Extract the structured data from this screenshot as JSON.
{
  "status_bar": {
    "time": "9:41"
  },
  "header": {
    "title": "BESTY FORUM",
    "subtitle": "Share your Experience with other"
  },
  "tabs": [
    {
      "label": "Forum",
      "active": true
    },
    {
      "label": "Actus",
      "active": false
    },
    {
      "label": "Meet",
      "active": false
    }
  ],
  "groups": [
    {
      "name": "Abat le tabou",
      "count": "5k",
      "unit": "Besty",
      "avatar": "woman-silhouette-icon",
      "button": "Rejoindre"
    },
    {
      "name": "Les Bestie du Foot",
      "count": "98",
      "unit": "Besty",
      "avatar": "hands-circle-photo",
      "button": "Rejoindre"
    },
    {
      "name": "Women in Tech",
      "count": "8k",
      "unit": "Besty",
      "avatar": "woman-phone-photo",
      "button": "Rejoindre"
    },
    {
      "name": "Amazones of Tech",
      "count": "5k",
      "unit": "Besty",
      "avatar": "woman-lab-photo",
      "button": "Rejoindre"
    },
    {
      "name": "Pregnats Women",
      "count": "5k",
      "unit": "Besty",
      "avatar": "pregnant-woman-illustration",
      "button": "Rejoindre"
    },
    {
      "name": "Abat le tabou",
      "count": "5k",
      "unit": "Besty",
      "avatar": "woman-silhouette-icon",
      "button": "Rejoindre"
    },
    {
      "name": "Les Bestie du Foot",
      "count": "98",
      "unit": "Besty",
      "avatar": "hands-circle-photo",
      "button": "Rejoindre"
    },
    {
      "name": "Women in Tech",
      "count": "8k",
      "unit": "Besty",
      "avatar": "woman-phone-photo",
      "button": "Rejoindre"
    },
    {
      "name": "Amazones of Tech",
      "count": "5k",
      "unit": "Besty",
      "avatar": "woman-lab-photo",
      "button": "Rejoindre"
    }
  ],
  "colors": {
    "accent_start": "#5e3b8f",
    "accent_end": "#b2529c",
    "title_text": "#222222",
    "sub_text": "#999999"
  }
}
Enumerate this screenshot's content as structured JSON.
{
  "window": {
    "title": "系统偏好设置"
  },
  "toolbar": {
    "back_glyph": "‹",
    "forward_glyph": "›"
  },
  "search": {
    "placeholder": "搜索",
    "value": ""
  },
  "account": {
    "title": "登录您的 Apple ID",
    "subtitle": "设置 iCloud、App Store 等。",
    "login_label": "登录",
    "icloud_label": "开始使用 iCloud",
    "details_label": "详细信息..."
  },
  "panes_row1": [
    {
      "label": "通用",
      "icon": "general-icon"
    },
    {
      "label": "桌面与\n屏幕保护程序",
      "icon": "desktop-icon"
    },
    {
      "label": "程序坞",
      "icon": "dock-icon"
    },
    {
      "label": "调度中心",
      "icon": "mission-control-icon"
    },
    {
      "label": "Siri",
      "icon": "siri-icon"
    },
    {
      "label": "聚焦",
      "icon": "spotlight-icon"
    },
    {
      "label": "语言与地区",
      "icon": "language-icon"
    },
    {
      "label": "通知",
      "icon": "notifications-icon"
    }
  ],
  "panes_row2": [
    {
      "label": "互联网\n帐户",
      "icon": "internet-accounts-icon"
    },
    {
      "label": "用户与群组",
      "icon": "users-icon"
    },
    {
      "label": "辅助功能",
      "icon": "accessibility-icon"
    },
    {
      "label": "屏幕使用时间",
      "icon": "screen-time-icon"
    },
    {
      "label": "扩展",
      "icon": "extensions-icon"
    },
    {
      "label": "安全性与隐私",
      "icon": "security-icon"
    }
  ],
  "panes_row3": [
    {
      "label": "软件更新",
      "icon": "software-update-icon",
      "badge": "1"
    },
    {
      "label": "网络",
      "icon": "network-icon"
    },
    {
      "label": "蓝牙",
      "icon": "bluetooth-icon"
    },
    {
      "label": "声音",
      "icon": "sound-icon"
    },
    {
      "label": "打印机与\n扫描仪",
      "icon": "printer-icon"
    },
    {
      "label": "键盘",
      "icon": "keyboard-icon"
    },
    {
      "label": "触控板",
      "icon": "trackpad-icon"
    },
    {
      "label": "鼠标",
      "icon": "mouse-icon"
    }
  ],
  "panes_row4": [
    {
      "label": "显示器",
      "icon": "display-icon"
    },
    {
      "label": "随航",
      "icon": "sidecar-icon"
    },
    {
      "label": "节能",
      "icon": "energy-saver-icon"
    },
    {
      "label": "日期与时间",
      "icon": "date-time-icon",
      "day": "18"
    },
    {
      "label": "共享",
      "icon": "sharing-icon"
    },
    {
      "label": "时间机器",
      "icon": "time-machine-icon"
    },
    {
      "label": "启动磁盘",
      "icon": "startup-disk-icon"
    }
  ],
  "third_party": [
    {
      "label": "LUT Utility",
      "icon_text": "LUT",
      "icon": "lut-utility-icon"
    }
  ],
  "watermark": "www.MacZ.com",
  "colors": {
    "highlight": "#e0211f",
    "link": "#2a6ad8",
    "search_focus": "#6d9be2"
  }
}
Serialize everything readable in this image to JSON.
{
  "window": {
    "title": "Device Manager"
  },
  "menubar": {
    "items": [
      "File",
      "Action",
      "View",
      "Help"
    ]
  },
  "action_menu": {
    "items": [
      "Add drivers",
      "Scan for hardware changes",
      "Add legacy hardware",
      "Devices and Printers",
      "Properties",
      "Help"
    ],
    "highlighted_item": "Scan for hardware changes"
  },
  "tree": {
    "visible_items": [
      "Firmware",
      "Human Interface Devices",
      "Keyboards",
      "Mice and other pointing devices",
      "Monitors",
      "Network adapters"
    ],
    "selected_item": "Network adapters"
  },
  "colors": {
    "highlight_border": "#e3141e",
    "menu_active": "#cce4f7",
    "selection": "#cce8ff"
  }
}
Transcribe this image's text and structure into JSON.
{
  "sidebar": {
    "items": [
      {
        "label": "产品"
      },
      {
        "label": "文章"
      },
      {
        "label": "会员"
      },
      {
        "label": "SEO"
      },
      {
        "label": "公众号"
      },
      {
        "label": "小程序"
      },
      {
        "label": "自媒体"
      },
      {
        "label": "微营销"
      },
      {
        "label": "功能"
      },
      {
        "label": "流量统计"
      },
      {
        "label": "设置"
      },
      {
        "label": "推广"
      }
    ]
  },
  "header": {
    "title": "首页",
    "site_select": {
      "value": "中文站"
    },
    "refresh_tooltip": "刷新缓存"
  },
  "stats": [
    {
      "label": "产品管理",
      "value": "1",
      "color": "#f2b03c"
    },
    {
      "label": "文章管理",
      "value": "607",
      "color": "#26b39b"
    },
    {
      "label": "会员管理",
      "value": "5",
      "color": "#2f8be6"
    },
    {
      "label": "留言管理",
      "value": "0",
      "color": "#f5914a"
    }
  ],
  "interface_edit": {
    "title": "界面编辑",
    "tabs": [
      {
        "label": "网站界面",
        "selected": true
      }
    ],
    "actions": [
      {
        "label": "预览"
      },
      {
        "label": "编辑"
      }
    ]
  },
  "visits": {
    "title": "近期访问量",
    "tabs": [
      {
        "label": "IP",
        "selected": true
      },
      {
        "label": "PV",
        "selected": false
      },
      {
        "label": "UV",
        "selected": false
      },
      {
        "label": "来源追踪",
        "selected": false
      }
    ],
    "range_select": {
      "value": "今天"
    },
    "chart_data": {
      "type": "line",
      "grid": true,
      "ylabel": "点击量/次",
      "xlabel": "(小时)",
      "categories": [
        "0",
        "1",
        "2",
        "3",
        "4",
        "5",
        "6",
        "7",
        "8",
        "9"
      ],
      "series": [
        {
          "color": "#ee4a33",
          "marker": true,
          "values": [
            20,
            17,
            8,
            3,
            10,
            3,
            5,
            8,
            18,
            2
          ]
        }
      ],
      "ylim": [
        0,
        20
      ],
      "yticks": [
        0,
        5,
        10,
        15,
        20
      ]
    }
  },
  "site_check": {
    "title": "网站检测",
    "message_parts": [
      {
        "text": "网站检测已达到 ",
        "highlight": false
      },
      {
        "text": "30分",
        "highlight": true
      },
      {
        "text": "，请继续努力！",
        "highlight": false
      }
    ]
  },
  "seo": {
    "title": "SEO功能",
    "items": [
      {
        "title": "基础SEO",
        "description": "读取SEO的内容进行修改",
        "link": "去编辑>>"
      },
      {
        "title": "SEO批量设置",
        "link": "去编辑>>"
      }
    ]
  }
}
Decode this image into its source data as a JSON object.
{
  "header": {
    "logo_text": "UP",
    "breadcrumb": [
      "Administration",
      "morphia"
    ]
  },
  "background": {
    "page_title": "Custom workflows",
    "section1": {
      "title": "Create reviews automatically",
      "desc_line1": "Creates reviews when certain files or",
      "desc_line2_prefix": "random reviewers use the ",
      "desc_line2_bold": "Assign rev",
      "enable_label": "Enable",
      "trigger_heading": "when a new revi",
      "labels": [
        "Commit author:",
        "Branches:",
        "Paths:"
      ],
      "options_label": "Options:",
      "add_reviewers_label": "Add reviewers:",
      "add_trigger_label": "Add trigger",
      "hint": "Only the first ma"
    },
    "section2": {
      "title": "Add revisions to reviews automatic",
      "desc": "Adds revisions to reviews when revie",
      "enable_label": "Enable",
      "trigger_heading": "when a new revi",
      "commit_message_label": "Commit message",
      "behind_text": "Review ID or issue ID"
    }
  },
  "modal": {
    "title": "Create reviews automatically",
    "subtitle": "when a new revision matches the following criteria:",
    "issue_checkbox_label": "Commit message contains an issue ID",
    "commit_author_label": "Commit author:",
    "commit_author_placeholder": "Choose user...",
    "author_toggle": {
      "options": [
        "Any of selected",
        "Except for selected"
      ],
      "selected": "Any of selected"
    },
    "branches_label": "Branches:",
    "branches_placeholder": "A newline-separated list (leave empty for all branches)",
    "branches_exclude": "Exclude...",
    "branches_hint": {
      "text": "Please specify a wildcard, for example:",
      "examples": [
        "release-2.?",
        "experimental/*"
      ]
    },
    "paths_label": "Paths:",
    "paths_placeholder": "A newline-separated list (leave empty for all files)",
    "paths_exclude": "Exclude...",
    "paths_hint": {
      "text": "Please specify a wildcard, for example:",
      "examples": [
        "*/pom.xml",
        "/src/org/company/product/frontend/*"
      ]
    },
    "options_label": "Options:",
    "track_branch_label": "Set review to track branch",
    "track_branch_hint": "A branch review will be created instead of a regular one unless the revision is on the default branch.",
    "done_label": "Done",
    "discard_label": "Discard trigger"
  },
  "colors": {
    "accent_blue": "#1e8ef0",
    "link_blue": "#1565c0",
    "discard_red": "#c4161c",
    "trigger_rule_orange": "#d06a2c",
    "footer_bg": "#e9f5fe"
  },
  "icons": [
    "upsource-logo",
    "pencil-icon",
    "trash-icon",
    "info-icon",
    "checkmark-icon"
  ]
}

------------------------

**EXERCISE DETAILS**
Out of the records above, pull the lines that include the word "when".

**EXERCISE OUTPUT**
      "desc_line1": "Creates reviews when certain files or",
      "trigger_heading": "when a new revi",
      "desc": "Adds revisions to reviews when revie",
      "trigger_heading": "when a new revi",
    "subtitle": "when a new revision matches the following criteria:",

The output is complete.